> [ABOUT THIS EXERCISE] Every line of the data that includes "Code" should be copied out.

> [Data records]
----

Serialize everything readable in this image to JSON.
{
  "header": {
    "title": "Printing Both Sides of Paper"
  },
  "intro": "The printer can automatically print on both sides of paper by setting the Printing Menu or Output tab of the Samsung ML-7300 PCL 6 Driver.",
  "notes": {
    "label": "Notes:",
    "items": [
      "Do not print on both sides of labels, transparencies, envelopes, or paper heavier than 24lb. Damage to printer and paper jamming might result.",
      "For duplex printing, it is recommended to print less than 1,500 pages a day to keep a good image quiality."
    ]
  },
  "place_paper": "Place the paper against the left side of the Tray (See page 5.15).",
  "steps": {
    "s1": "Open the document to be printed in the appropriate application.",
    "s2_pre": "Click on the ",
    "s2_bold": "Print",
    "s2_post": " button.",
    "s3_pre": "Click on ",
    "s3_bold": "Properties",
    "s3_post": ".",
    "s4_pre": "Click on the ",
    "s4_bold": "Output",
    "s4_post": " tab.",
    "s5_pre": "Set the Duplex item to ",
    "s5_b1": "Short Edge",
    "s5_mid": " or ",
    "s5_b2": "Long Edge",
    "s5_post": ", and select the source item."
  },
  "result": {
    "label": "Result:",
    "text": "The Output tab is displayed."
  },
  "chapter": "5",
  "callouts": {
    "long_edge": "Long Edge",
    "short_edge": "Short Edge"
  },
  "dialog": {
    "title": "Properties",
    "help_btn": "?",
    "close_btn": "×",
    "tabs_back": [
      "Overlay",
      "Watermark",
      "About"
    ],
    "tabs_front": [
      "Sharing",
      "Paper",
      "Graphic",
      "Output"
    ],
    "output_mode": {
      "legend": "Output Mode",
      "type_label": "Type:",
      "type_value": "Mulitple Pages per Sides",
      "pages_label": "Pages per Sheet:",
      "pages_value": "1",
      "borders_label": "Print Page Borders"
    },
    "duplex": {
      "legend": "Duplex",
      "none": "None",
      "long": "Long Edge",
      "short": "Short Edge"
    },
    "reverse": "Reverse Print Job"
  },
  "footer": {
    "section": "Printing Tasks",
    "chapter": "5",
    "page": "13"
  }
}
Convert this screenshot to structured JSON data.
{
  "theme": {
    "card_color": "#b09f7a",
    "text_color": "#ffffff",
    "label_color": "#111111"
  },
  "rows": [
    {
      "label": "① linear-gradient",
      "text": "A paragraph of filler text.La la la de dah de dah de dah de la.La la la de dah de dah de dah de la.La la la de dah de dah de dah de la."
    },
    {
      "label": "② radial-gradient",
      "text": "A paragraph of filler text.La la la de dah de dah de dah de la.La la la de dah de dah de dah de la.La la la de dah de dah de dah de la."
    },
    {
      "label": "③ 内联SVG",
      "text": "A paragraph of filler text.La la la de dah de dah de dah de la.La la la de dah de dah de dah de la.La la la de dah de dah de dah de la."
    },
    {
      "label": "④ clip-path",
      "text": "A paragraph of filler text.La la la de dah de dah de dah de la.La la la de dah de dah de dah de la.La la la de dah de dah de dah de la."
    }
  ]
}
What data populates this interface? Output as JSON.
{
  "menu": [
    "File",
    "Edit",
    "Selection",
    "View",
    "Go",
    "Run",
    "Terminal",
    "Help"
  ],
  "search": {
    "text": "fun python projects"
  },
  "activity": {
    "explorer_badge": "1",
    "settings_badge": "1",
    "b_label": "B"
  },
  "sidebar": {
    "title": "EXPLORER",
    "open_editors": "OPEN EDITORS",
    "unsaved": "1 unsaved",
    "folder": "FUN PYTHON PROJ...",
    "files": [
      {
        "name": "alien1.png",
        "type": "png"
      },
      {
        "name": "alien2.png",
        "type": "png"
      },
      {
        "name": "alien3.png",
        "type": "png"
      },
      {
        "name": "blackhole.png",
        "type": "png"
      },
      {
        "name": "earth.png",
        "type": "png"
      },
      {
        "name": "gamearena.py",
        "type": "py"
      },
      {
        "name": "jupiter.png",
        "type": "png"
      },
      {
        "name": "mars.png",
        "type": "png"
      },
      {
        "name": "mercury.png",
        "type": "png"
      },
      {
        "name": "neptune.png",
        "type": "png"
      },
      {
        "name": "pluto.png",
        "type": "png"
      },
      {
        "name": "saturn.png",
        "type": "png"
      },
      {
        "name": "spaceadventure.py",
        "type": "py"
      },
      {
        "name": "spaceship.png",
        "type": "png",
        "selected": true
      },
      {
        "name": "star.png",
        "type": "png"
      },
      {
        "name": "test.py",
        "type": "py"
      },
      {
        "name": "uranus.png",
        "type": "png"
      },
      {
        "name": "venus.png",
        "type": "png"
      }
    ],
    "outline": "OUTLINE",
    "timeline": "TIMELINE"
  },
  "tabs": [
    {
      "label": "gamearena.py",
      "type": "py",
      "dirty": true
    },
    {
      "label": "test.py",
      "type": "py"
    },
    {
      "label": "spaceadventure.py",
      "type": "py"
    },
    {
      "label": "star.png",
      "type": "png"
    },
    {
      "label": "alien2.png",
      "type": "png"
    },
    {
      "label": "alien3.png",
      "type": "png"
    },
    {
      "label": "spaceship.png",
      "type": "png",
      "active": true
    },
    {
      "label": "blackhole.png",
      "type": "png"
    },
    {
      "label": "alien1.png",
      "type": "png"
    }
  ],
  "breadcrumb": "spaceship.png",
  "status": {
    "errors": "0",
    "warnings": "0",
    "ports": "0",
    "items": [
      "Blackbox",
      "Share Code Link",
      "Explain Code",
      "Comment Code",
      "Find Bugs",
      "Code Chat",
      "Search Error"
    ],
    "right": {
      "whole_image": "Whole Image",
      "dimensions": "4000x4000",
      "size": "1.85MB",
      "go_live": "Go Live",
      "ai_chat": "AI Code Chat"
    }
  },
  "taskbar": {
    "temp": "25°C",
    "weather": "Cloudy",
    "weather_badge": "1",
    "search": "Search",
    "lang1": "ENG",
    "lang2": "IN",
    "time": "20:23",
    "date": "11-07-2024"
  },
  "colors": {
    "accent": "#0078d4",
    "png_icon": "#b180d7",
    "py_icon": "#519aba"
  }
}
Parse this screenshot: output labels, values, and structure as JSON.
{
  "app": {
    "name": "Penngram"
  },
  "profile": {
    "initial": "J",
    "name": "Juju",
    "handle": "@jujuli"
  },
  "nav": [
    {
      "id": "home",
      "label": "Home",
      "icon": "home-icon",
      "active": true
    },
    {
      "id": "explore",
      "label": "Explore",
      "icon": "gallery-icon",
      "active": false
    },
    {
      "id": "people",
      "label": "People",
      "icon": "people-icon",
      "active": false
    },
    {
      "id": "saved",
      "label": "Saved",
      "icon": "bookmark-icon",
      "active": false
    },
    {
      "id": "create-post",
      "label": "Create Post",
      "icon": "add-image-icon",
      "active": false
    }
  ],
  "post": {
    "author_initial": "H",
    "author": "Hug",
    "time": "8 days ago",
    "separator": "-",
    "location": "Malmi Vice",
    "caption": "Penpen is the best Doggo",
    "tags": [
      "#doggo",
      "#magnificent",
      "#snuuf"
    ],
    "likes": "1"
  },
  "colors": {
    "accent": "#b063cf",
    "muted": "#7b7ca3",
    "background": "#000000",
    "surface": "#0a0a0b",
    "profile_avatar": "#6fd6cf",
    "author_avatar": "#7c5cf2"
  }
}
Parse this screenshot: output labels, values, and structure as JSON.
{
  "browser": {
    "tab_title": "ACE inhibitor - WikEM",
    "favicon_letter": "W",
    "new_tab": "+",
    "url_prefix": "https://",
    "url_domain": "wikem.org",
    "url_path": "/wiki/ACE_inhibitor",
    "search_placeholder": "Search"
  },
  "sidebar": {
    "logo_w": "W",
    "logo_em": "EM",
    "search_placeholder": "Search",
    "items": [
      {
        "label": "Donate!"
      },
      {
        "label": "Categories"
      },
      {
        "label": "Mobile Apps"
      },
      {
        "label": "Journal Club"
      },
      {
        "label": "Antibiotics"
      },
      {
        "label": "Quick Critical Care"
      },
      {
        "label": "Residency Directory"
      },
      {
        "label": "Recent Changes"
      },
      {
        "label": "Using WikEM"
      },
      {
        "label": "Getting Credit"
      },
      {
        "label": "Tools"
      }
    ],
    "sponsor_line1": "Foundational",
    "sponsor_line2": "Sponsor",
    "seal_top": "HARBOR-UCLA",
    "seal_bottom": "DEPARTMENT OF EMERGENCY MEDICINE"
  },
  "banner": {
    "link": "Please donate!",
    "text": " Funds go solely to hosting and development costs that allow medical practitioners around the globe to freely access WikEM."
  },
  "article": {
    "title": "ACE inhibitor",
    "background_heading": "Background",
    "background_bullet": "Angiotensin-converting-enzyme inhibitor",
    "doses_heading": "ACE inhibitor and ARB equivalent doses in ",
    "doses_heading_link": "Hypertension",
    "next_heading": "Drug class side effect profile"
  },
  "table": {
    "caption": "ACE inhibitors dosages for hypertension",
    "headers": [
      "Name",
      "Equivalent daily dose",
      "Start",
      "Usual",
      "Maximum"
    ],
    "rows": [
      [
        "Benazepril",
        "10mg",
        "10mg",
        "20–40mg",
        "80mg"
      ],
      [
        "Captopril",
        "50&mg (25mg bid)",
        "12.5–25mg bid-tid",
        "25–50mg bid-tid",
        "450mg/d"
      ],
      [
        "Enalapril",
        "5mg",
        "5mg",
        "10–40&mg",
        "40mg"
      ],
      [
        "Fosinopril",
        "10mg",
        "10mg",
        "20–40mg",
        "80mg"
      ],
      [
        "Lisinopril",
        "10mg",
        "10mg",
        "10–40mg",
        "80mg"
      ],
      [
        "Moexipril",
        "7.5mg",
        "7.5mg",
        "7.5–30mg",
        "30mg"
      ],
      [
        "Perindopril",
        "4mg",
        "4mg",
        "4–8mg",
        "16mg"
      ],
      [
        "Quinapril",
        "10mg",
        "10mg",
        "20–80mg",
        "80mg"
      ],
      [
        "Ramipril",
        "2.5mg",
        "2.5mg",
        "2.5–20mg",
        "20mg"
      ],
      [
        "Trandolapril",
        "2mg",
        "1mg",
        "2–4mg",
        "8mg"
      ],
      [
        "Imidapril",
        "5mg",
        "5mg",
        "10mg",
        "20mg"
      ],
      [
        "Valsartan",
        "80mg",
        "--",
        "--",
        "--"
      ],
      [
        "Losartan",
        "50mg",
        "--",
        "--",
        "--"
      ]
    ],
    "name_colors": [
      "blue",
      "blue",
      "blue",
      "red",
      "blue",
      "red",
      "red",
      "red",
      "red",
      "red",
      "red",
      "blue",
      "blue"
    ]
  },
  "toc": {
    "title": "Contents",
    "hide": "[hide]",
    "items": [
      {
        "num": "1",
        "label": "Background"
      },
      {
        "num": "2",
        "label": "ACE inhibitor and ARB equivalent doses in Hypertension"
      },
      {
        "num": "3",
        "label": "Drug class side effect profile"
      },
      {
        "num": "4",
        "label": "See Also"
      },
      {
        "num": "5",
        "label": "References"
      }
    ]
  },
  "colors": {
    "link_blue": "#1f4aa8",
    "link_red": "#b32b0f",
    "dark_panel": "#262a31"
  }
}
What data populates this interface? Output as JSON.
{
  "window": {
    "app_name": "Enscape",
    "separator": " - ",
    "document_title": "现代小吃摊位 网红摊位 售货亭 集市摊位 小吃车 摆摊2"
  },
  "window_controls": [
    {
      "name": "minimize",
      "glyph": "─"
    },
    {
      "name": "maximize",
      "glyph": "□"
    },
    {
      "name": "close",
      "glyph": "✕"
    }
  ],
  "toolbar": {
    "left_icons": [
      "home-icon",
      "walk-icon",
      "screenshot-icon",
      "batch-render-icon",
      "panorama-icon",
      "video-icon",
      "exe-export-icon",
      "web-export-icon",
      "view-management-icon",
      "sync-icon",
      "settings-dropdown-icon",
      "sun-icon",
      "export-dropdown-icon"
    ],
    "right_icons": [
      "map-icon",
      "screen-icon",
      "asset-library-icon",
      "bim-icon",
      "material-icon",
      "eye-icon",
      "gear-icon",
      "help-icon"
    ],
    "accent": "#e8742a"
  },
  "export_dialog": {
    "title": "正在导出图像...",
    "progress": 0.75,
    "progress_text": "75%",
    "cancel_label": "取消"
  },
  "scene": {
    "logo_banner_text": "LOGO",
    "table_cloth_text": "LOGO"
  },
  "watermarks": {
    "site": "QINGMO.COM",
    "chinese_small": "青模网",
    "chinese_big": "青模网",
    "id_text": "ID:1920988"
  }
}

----

> [SOLUTION TO THIS EXERCISE]
      "Share Code Link",
      "Explain Code",
      "Comment Code",
      "Code Chat",
      "ai_chat": "AI Code Chat"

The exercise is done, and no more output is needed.